What the exercise asks:
Copy out each line below exactly as written.

Input for this task:
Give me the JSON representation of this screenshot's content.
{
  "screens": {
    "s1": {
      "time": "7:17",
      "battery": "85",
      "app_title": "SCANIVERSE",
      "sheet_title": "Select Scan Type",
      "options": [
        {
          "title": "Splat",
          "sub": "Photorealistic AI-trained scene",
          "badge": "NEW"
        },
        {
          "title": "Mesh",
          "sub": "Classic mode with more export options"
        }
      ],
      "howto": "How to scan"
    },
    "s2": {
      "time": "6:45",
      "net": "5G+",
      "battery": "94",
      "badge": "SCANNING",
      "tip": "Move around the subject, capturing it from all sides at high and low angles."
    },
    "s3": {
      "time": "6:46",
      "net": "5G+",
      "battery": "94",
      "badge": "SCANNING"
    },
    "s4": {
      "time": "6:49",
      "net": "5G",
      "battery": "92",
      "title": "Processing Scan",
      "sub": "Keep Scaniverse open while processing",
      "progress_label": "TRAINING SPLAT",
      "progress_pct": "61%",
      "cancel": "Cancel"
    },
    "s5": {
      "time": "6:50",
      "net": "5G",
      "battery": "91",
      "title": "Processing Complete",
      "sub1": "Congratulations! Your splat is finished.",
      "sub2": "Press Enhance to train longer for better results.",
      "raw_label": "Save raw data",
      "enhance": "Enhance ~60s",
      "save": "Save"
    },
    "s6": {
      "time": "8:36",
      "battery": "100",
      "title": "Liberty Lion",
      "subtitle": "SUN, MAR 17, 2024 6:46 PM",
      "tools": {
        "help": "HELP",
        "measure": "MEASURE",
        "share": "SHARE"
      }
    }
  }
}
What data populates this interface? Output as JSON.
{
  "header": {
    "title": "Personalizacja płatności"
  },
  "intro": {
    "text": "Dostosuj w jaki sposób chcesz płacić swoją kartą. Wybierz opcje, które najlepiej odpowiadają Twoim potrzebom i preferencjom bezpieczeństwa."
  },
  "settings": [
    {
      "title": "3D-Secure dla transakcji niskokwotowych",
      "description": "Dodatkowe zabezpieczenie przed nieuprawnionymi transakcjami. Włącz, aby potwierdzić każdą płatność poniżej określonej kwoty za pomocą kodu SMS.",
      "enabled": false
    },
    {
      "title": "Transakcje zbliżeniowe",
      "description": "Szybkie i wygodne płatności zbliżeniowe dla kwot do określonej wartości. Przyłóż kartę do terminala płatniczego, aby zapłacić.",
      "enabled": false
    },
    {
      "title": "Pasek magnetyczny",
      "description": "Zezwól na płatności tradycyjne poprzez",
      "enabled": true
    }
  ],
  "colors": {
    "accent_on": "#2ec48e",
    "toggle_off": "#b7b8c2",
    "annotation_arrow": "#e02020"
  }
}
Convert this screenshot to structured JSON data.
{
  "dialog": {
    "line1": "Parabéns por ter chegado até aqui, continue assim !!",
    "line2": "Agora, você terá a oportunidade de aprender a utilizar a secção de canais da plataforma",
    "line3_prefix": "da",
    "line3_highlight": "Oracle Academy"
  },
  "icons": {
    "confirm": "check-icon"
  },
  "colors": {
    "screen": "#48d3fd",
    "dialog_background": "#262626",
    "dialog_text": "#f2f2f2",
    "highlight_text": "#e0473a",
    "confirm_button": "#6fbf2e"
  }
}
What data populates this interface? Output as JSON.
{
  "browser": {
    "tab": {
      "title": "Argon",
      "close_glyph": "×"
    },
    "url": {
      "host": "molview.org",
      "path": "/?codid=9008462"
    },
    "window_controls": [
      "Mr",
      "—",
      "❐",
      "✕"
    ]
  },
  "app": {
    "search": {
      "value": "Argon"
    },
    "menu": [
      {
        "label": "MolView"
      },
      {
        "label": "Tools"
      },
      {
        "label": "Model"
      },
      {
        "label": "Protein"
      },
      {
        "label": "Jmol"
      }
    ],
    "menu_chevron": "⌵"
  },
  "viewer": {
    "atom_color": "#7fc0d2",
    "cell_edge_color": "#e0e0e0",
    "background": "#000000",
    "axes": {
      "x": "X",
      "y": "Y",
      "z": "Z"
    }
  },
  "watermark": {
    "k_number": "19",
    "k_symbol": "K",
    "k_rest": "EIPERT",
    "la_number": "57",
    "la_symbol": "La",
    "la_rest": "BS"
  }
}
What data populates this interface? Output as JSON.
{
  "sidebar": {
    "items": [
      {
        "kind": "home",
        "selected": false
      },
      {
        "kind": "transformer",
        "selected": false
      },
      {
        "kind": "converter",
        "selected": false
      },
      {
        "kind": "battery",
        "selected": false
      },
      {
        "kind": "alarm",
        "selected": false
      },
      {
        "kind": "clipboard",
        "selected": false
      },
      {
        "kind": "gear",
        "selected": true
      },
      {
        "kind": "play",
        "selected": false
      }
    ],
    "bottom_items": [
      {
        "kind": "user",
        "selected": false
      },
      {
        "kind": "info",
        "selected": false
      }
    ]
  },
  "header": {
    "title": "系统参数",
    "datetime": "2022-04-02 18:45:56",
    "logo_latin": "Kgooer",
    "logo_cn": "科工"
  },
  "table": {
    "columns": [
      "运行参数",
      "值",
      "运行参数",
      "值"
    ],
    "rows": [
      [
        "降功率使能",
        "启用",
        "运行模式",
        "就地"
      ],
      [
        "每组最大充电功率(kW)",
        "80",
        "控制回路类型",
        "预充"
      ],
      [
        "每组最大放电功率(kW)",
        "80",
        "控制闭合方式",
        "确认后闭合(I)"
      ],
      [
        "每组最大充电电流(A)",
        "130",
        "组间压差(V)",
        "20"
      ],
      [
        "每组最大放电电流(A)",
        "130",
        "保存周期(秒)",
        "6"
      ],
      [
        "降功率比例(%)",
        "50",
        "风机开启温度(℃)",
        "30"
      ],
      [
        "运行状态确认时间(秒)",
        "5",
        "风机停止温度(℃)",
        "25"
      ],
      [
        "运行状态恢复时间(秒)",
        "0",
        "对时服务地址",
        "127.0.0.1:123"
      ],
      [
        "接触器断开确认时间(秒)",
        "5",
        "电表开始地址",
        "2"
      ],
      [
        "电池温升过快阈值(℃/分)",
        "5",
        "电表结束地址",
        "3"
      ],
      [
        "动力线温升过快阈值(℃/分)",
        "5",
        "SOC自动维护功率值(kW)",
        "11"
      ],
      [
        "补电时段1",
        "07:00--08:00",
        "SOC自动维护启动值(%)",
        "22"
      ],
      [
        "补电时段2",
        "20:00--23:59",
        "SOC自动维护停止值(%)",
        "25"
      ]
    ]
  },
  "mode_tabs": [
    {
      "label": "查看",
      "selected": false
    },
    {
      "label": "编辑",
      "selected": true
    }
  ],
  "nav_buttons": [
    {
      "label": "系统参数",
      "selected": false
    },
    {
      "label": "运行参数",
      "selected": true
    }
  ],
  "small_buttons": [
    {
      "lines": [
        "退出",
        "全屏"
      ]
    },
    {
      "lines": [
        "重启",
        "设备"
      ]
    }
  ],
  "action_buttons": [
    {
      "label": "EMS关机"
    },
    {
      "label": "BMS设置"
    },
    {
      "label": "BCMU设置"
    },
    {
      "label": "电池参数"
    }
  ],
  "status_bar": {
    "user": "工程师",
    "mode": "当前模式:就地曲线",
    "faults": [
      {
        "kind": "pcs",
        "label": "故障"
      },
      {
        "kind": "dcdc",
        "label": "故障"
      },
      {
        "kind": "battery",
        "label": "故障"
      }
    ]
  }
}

Answer to this problem:
Give me the JSON representation of this screenshot's content.
{
  "screens": {
    "s1": {
      "time": "7:17",
      "battery": "85",
      "app_title": "SCANIVERSE",
      "sheet_title": "Select Scan Type",
      "options": [
        {
          "title": "Splat",
          "sub": "Photorealistic AI-trained scene",
          "badge": "NEW"
        },
        {
          "title": "Mesh",
          "sub": "Classic mode with more export options"
        }
      ],
      "howto": "How to scan"
    },
    "s2": {
      "time": "6:45",
      "net": "5G+",
      "battery": "94",
      "badge": "SCANNING",
      "tip": "Move around the subject, capturing it from all sides at high and low angles."
    },
    "s3": {
      "time": "6:46",
      "net": "5G+",
      "battery": "94",
      "badge": "SCANNING"
    },
    "s4": {
      "time": "6:49",
      "net": "5G",
      "battery": "92",
      "title": "Processing Scan",
      "sub": "Keep Scaniverse open while processing",
      "progress_label": "TRAINING SPLAT",
      "progress_pct": "61%",
      "cancel": "Cancel"
    },
    "s5": {
      "time": "6:50",
      "net": "5G",
      "battery": "91",
      "title": "Processing Complete",
      "sub1": "Congratulations! Your splat is finished.",
      "sub2": "Press Enhance to train longer for better results.",
      "raw_label": "Save raw data",
      "enhance": "Enhance ~60s",
      "save": "Save"
    },
    "s6": {
      "time": "8:36",
      "battery": "100",
      "title": "Liberty Lion",
      "subtitle": "SUN, MAR 17, 2024 6:46 PM",
      "tools": {
        "help": "HELP",
        "measure": "MEASURE",
        "share": "SHARE"
      }
    }
  }
}
What data populates this interface? Output as JSON.
{
  "header": {
    "title": "Personalizacja płatności"
  },
  "intro": {
    "text": "Dostosuj w jaki sposób chcesz płacić swoją kartą. Wybierz opcje, które najlepiej odpowiadają Twoim potrzebom i preferencjom bezpieczeństwa."
  },
  "settings": [
    {
      "title": "3D-Secure dla transakcji niskokwotowych",
      "description": "Dodatkowe zabezpieczenie przed nieuprawnionymi transakcjami. Włącz, aby potwierdzić każdą płatność poniżej określonej kwoty za pomocą kodu SMS.",
      "enabled": false
    },
    {
      "title": "Transakcje zbliżeniowe",
      "description": "Szybkie i wygodne płatności zbliżeniowe dla kwot do określonej wartości. Przyłóż kartę do terminala płatniczego, aby zapłacić.",
      "enabled": false
    },
    {
      "title": "Pasek magnetyczny",
      "description": "Zezwól na płatności tradycyjne poprzez",
      "enabled": true
    }
  ],
  "colors": {
    "accent_on": "#2ec48e",
    "toggle_off": "#b7b8c2",
    "annotation_arrow": "#e02020"
  }
}
Convert this screenshot to structured JSON data.
{
  "dialog": {
    "line1": "Parabéns por ter chegado até aqui, continue assim !!",
    "line2": "Agora, você terá a oportunidade de aprender a utilizar a secção de canais da plataforma",
    "line3_prefix": "da",
    "line3_highlight": "Oracle Academy"
  },
  "icons": {
    "confirm": "check-icon"
  },
  "colors": {
    "screen": "#48d3fd",
    "dialog_background": "#262626",
    "dialog_text": "#f2f2f2",
    "highlight_text": "#e0473a",
    "confirm_button": "#6fbf2e"
  }
}
What data populates this interface? Output as JSON.
{
  "browser": {
    "tab": {
      "title": "Argon",
      "close_glyph": "×"
    },
    "url": {
      "host": "molview.org",
      "path": "/?codid=9008462"
    },
    "window_controls": [
      "Mr",
      "—",
      "❐",
      "✕"
    ]
  },
  "app": {
    "search": {
      "value": "Argon"
    },
    "menu": [
      {
        "label": "MolView"
      },
      {
        "label": "Tools"
      },
      {
        "label": "Model"
      },
      {
        "label": "Protein"
      },
      {
        "label": "Jmol"
      }
    ],
    "menu_chevron": "⌵"
  },
  "viewer": {
    "atom_color": "#7fc0d2",
    "cell_edge_color": "#e0e0e0",
    "background": "#000000",
    "axes": {
      "x": "X",
      "y": "Y",
      "z": "Z"
    }
  },
  "watermark": {
    "k_number": "19",
    "k_symbol": "K",
    "k_rest": "EIPERT",
    "la_number": "57",
    "la_symbol": "La",
    "la_rest": "BS"
  }
}
What data populates this interface? Output as JSON.
{
  "sidebar": {
    "items": [
      {
        "kind": "home",
        "selected": false
      },
      {
        "kind": "transformer",
        "selected": false
      },
      {
        "kind": "converter",
        "selected": false
      },
      {
        "kind": "battery",
        "selected": false
      },
      {
        "kind": "alarm",
        "selected": false
      },
      {
        "kind": "clipboard",
        "selected": false
      },
      {
        "kind": "gear",
        "selected": true
      },
      {
        "kind": "play",
        "selected": false
      }
    ],
    "bottom_items": [
      {
        "kind": "user",
        "selected": false
      },
      {
        "kind": "info",
        "selected": false
      }
    ]
  },
  "header": {
    "title": "系统参数",
    "datetime": "2022-04-02 18:45:56",
    "logo_latin": "Kgooer",
    "logo_cn": "科工"
  },
  "table": {
    "columns": [
      "运行参数",
      "值",
      "运行参数",
      "值"
    ],
    "rows": [
      [
        "降功率使能",
        "启用",
        "运行模式",
        "就地"
      ],
      [
        "每组最大充电功率(kW)",
        "80",
        "控制回路类型",
        "预充"
      ],
      [
        "每组最大放电功率(kW)",
        "80",
        "控制闭合方式",
        "确认后闭合(I)"
      ],
      [
        "每组最大充电电流(A)",
        "130",
        "组间压差(V)",
        "20"
      ],
      [
        "每组最大放电电流(A)",
        "130",
        "保存周期(秒)",
        "6"
      ],
      [
        "降功率比例(%)",
        "50",
        "风机开启温度(℃)",
        "30"
      ],
      [
        "运行状态确认时间(秒)",
        "5",
        "风机停止温度(℃)",
        "25"
      ],
      [
        "运行状态恢复时间(秒)",
        "0",
        "对时服务地址",
        "127.0.0.1:123"
      ],
      [
        "接触器断开确认时间(秒)",
        "5",
        "电表开始地址",
        "2"
      ],
      [
        "电池温升过快阈值(℃/分)",
        "5",
        "电表结束地址",
        "3"
      ],
      [
        "动力线温升过快阈值(℃/分)",
        "5",
        "SOC自动维护功率值(kW)",
        "11"
      ],
      [
        "补电时段1",
        "07:00--08:00",
        "SOC自动维护启动值(%)",
        "22"
      ],
      [
        "补电时段2",
        "20:00--23:59",
        "SOC自动维护停止值(%)",
        "25"
      ]
    ]
  },
  "mode_tabs": [
    {
      "label": "查看",
      "selected": false
    },
    {
      "label": "编辑",
      "selected": true
    }
  ],
  "nav_buttons": [
    {
      "label": "系统参数",
      "selected": false
    },
    {
      "label": "运行参数",
      "selected": true
    }
  ],
  "small_buttons": [
    {
      "lines": [
        "退出",
        "全屏"
      ]
    },
    {
      "lines": [
        "重启",
        "设备"
      ]
    }
  ],
  "action_buttons": [
    {
      "label": "EMS关机"
    },
    {
      "label": "BMS设置"
    },
    {
      "label": "BCMU设置"
    },
    {
      "label": "电池参数"
    }
  ],
  "status_bar": {
    "user": "工程师",
    "mode": "当前模式:就地曲线",
    "faults": [
      {
        "kind": "pcs",
        "label": "故障"
      },
      {
        "kind": "dcdc",
        "label": "故障"
      },
      {
        "kind": "battery",
        "label": "故障"
      }
    ]
  }
}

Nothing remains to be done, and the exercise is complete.